It was only last year that I discovered the joy of short stories thanks to Anton Chekhov
and Edgar Allan Poe
(although it seems longer since time is a "great ball of wibbly wobbly timey wimey stuff"). Since then I have been interested in the great short story authors of all time (as well as writing my own short stories), among whom Lovecraft is often mentioned. So I was very optimistic about this volume of stories when I started to read it - particularly in regards to the 'infamous Cthulhu Mythos.'
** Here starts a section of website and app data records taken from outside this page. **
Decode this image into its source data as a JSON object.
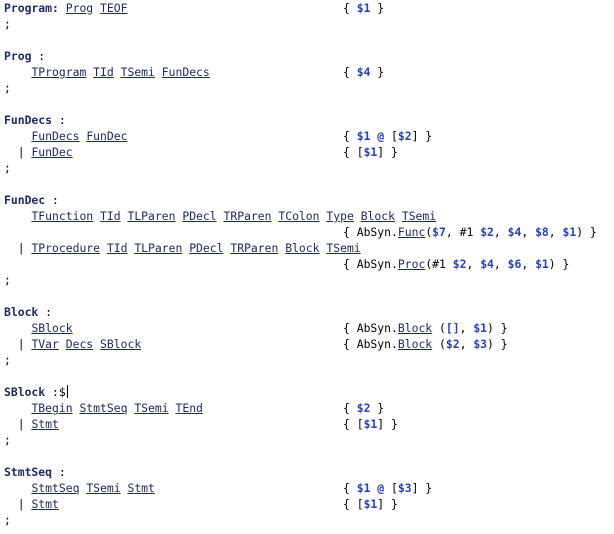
{
  "editor": {
    "lines": [
      {
        "t": 0,
        "lhs": [
          [
            "nt",
            "Program:"
          ],
          [
            "p",
            " "
          ],
          [
            "tok",
            "Prog"
          ],
          [
            "p",
            " "
          ],
          [
            "tok",
            "TEOF"
          ]
        ],
        "act": [
          [
            "p",
            "{ "
          ],
          [
            "dv",
            "$1"
          ],
          [
            "p",
            " }"
          ]
        ]
      },
      {
        "t": 16,
        "lhs": [
          [
            "p",
            ";"
          ]
        ]
      },
      {
        "t": 48,
        "lhs": [
          [
            "nt",
            "Prog"
          ],
          [
            "p",
            " :"
          ]
        ]
      },
      {
        "t": 64,
        "lhs": [
          [
            "p",
            "    "
          ],
          [
            "tok",
            "TProgram"
          ],
          [
            "p",
            " "
          ],
          [
            "tok",
            "TId"
          ],
          [
            "p",
            " "
          ],
          [
            "tok",
            "TSemi"
          ],
          [
            "p",
            " "
          ],
          [
            "tok",
            "FunDecs"
          ]
        ],
        "act": [
          [
            "p",
            "{ "
          ],
          [
            "dv",
            "$4"
          ],
          [
            "p",
            " }"
          ]
        ]
      },
      {
        "t": 80,
        "lhs": [
          [
            "p",
            ";"
          ]
        ]
      },
      {
        "t": 112,
        "lhs": [
          [
            "nt",
            "FunDecs"
          ],
          [
            "p",
            " :"
          ]
        ]
      },
      {
        "t": 128,
        "lhs": [
          [
            "p",
            "    "
          ],
          [
            "tok",
            "FunDecs"
          ],
          [
            "p",
            " "
          ],
          [
            "tok",
            "FunDec"
          ]
        ],
        "act": [
          [
            "p",
            "{ "
          ],
          [
            "dv",
            "$1"
          ],
          [
            "p",
            " "
          ],
          [
            "op",
            "@"
          ],
          [
            "p",
            " ["
          ],
          [
            "dv",
            "$2"
          ],
          [
            "p",
            "] }"
          ]
        ]
      },
      {
        "t": 144,
        "lhs": [
          [
            "p",
            "  | "
          ],
          [
            "tok",
            "FunDec"
          ]
        ],
        "act": [
          [
            "p",
            "{ ["
          ],
          [
            "dv",
            "$1"
          ],
          [
            "p",
            "] }"
          ]
        ]
      },
      {
        "t": 160,
        "lhs": [
          [
            "p",
            ";"
          ]
        ]
      },
      {
        "t": 192,
        "lhs": [
          [
            "nt",
            "FunDec"
          ],
          [
            "p",
            " :"
          ]
        ]
      },
      {
        "t": 208,
        "lhs": [
          [
            "p",
            "    "
          ],
          [
            "tok",
            "TFunction"
          ],
          [
            "p",
            " "
          ],
          [
            "tok",
            "TId"
          ],
          [
            "p",
            " "
          ],
          [
            "tok",
            "TLParen"
          ],
          [
            "p",
            " "
          ],
          [
            "tok",
            "PDecl"
          ],
          [
            "p",
            " "
          ],
          [
            "tok",
            "TRParen"
          ],
          [
            "p",
            " "
          ],
          [
            "tok",
            "TColon"
          ],
          [
            "p",
            " "
          ],
          [
            "tok",
            "Type"
          ],
          [
            "p",
            " "
          ],
          [
            "tok",
            "Block"
          ],
          [
            "p",
            " "
          ],
          [
            "tok",
            "TSemi"
          ]
        ]
      },
      {
        "t": 224,
        "act": [
          [
            "p",
            "{ AbSyn."
          ],
          [
            "ref",
            "Func"
          ],
          [
            "p",
            "("
          ],
          [
            "dv",
            "$7"
          ],
          [
            "p",
            ", #1 "
          ],
          [
            "dv",
            "$2"
          ],
          [
            "p",
            ", "
          ],
          [
            "dv",
            "$4"
          ],
          [
            "p",
            ", "
          ],
          [
            "dv",
            "$8"
          ],
          [
            "p",
            ", "
          ],
          [
            "dv",
            "$1"
          ],
          [
            "p",
            ") }"
          ]
        ]
      },
      {
        "t": 240,
        "lhs": [
          [
            "p",
            "  | "
          ],
          [
            "tok",
            "TProcedure"
          ],
          [
            "p",
            " "
          ],
          [
            "tok",
            "TId"
          ],
          [
            "p",
            " "
          ],
          [
            "tok",
            "TLParen"
          ],
          [
            "p",
            " "
          ],
          [
            "tok",
            "PDecl"
          ],
          [
            "p",
            " "
          ],
          [
            "tok",
            "TRParen"
          ],
          [
            "p",
            " "
          ],
          [
            "tok",
            "Block"
          ],
          [
            "p",
            " "
          ],
          [
            "tok",
            "TSemi"
          ]
        ]
      },
      {
        "t": 256,
        "act": [
          [
            "p",
            "{ AbSyn."
          ],
          [
            "ref",
            "Proc"
          ],
          [
            "p",
            "(#1 "
          ],
          [
            "dv",
            "$2"
          ],
          [
            "p",
            ", "
          ],
          [
            "dv",
            "$4"
          ],
          [
            "p",
            ", "
          ],
          [
            "dv",
            "$6"
          ],
          [
            "p",
            ", "
          ],
          [
            "dv",
            "$1"
          ],
          [
            "p",
            ") }"
          ]
        ]
      },
      {
        "t": 272,
        "lhs": [
          [
            "p",
            ";"
          ]
        ]
      },
      {
        "t": 304,
        "lhs": [
          [
            "nt",
            "Block"
          ],
          [
            "p",
            " :"
          ]
        ]
      },
      {
        "t": 320,
        "lhs": [
          [
            "p",
            "    "
          ],
          [
            "tok",
            "SBlock"
          ]
        ],
        "act": [
          [
            "p",
            "{ AbSyn."
          ],
          [
            "ref",
            "Block"
          ],
          [
            "p",
            " ("
          ],
          [
            "op",
            "[]"
          ],
          [
            "p",
            ", "
          ],
          [
            "dv",
            "$1"
          ],
          [
            "p",
            ") }"
          ]
        ]
      },
      {
        "t": 336,
        "lhs": [
          [
            "p",
            "  | "
          ],
          [
            "tok",
            "TVar"
          ],
          [
            "p",
            " "
          ],
          [
            "tok",
            "Decs"
          ],
          [
            "p",
            " "
          ],
          [
            "tok",
            "SBlock"
          ]
        ],
        "act": [
          [
            "p",
            "{ AbSyn."
          ],
          [
            "ref",
            "Block"
          ],
          [
            "p",
            " ("
          ],
          [
            "dv",
            "$2"
          ],
          [
            "p",
            ", "
          ],
          [
            "dv",
            "$3"
          ],
          [
            "p",
            ") }"
          ]
        ]
      },
      {
        "t": 352,
        "lhs": [
          [
            "p",
            ";"
          ]
        ]
      },
      {
        "t": 384,
        "lhs": [
          [
            "nt",
            "SBlock"
          ],
          [
            "p",
            " :$"
          ]
        ],
        "cursor": true
      },
      {
        "t": 400,
        "lhs": [
          [
            "p",
            "    "
          ],
          [
            "tok",
            "TBegin"
          ],
          [
            "p",
            " "
          ],
          [
            "tok",
            "StmtSeq"
          ],
          [
            "p",
            " "
          ],
          [
            "tok",
            "TSemi"
          ],
          [
            "p",
            " "
          ],
          [
            "tok",
            "TEnd"
          ]
        ],
        "act": [
          [
            "p",
            "{ "
          ],
          [
            "dv",
            "$2"
          ],
          [
            "p",
            " }"
          ]
        ]
      },
      {
        "t": 416,
        "lhs": [
          [
            "p",
            "  | "
          ],
          [
            "tok",
            "Stmt"
          ]
        ],
        "act": [
          [
            "p",
            "{ ["
          ],
          [
            "dv",
            "$1"
          ],
          [
            "p",
            "] }"
          ]
        ]
      },
      {
        "t": 432,
        "lhs": [
          [
            "p",
            ";"
          ]
        ]
      },
      {
        "t": 464,
        "lhs": [
          [
            "nt",
            "StmtSeq"
          ],
          [
            "p",
            " :"
          ]
        ]
      },
      {
        "t": 480,
        "lhs": [
          [
            "p",
            "    "
          ],
          [
            "tok",
            "StmtSeq"
          ],
          [
            "p",
            " "
          ],
          [
            "tok",
            "TSemi"
          ],
          [
            "p",
            " "
          ],
          [
            "tok",
            "Stmt"
          ]
        ],
        "act": [
          [
            "p",
            "{ "
          ],
          [
            "dv",
            "$1"
          ],
          [
            "p",
            " "
          ],
          [
            "op",
            "@"
          ],
          [
            "p",
            " ["
          ],
          [
            "dv",
            "$3"
          ],
          [
            "p",
            "] }"
          ]
        ]
      },
      {
        "t": 496,
        "lhs": [
          [
            "p",
            "  | "
          ],
          [
            "tok",
            "Stmt"
          ]
        ],
        "act": [
          [
            "p",
            "{ ["
          ],
          [
            "dv",
            "$1"
          ],
          [
            "p",
            "] }"
          ]
        ]
      },
      {
        "t": 512,
        "lhs": [
          [
            "p",
            ";"
          ]
        ]
      }
    ]
  },
  "colors": {
    "nonterminal": "#1a2a6c",
    "token": "#1a2a6c",
    "dollar_var": "#1f3fcc",
    "background": "#ffffff"
  }
}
This volume opened with a brilliant foreword by Robert Bloch which described why Lovecraft deserves to be among the greats of horror writing and short story writing. When I read his stories I found them to have a similar effervescence and mellifluous beauty to Poe and in some parts the simplicity of Chekhov, yet clearly the work was one hundred percent unique. What Lovecraft has done with his short stories is create a world that focuses on the unknown. His terror is not simple blood and gore shock tactics to scare the audience, it is the horror that requires a deeper level of skill, to creep the audience out by linking the narrators to mysterious and creepy terrors. I found the supernatural and science fiction elements of his horror unique to him as while his language may have been similar to other short story artists the themes were completely unique and specific to his work. Very few other short story writers have written short stories that constantly link while telling different stories.
What are the themes of these short stories? Well Lovecraft deals in a variety of themes such as:
dreams, mirrors and hence the self, the 'other', the unknown, the danger of cults and occult powers, corpses, tombs, old ruined houses, cannibalism, science vs. religion, the cosmos, monsters vs. men, crawling and slimy creatures, insanity and psychology.
It seemed to me that Lovecraft believed not in deities as such or had a personal religion but was more a scientist who believed in the power of the cosmos. His view seems that the universe is strange, chaotic and hence unordered by the power of one supreme being but perhaps there may be old powers that exist in the "black seas of infinity" and will exist after people. Of course while my beliefs are very different it was interesting to note this in his fiction. He seemed to still hold a concept of black and white morality despite there being very much a greyness about his stance on human life and the powers in the universe. Curious...
The thing I also loved about the stories was pointed out to me by the foreword. Where most novels and short stories have either an unreliable* or a reliable** narrator Lovecraft wrote stories that had both at once in some strange way. The way he did this was to write first person narratives with characters who had the information but also some kind of flaw to make you doubt where the reliability was or was not. For instance this particularly occurs in the first story in this volume. Where the narrator appears to describe everything reliably until right at the end we discover that he is in fact narrating from an asylum and he is being classed as insane. However he claims he's not insane. So which viewpoint do we take?
I strongly recommend also that anyone interested in Lovecraft check out the essay he wrote called Supernatural horror in literature
. It provides several unique insights and perspectives. I also naturally recommend his tales if you're into short stories or gothic horror fiction that meets a kind of supernatural science fiction horror.
*That is you're never quite sure whether what they're telling you is all the facts or 'the truth' such as in the case of Dracula for instance.
Work it out from my definition of unreliable narrator
That is a narrator who you believe to be telling all the facts or at least enough to trust his perspective. Think Nick from The Great Gatsby.